The production of this matrix comes at a pivotal moment. It continues the work the NYPD has been engaged in over the past seven years to adopt a series of significant reforms including: the development of the Neighborhood Policing philosophy; the distribution of body-worn cameras to all officers; significant revisions to our use of force policies; and the implementation of implicit bias and crisis intervention training. The matrix gives the members of the Department and the members of the public a clearer understanding of how penalties will be imposed when officers are found guilty of, or plead guilty to, disciplinary charges and eliminates the perception of favoritism or bias that can undermine the legitimacy of the disciplinary process. Moreover, the matrix reflects the Police Commissioner's commitment that every member of the service is held accountable for his or her conduct based upon reasonable standards and preserves the fundamental concept of police discretion.

On February 4, 2021, the NYPD and Civilian Complaint Review Board signed a memorandum of understanding to strengthen the disciplinary matrix and ensure greater transparency around the disciplinary process.
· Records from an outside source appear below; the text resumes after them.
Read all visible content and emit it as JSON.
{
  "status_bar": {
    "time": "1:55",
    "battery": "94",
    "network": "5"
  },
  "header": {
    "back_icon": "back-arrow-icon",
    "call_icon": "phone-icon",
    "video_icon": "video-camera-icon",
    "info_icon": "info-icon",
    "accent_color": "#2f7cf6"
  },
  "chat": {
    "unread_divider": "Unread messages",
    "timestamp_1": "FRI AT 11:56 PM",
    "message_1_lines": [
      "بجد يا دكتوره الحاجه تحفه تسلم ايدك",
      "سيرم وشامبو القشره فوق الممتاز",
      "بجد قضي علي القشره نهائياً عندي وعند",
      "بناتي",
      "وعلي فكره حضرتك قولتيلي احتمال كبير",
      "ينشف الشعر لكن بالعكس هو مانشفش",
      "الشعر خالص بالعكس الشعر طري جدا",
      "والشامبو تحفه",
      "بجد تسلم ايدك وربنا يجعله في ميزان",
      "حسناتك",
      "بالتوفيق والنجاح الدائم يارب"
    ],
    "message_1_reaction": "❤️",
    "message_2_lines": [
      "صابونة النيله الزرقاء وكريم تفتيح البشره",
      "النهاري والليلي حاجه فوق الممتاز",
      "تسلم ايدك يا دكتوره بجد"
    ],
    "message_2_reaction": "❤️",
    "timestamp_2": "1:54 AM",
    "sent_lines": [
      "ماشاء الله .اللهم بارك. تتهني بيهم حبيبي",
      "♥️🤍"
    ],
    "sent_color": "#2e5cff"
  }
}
Specifically, this MOU: confirms that the NYPD and CCRB will use the matrix as a framework to guide penalties for officer misconduct; requires the NYPD and CCRB to describe, in writing, the basis for any departures from the matrix and make such document publicly available; reiterates the Police Commissioner’s obligation to notify the CCRB when he intends to impose a penalty that is less than CCRB’s recommendation and make that determination publicly available; and ensures CCRB’s access to officer employment history for any substantiated allegations.

2019 Overview

In 2019, the NYPD closed discipline cases involving 339 uniformed members of service (UMOS). This does not include UMOS who received command level discipline.

In 2019, there were 79 department trials. Of these, 13 UMOS pled guilty to the underlying charges and had a mitigation hearing, 49 were found guilty of at least one charge after trial, and 17 UMOS were found not guilty of all charges. The majority of charges involved violations of department rules (189 UMOS) and DWI/alcohol related or force related infractions (26 UMOS each).

Of the 322 UMOS that pleaded or were found guilty after trial:

  • 3.1% were dismissed from the department.
  • 5.3% submitted for service or vested retirement from the department. The top three charges for forced separation were department rule violations, DWI/alcohol related infractions, and unlawful/criminal conduct.
  • 29.2% resulted in dismissal probation with forfeited penalty days. The top two charges for those receiving this combination of penalties were violation of department rules and DWI/alcohol-related.
  • Reprimand was not used as a penalty in any disciplinary cases closed in 2019.

2019 charges to penalties

**This number includes officers who were found not guilty of all charges after trial.

***This number includes officers who pled guilty and entered into settlement agreements, pled guilty and testified in mitigation of the penalty, and those who were found guilty after trial.

The graph below outlines the top charges served to the 322, or 95%, of UMOS charged with a disciplinary case who pleaded guilty and entered into settlement agreements or were found guilty after trial.

UMOS found guilty after trial

*Percentages based on total number of UMOS who pleaded or were found guilty of disciplinary charges after trial.

The NYPD’s efforts to create greater accountability is a work in progress. It is ever-evolving to reflect the department’s high standards for the policing profession. What follows are links to some of our most important policies and reports, and data sets, that shed light on our performance and innovations for this integral portion of our public service mission.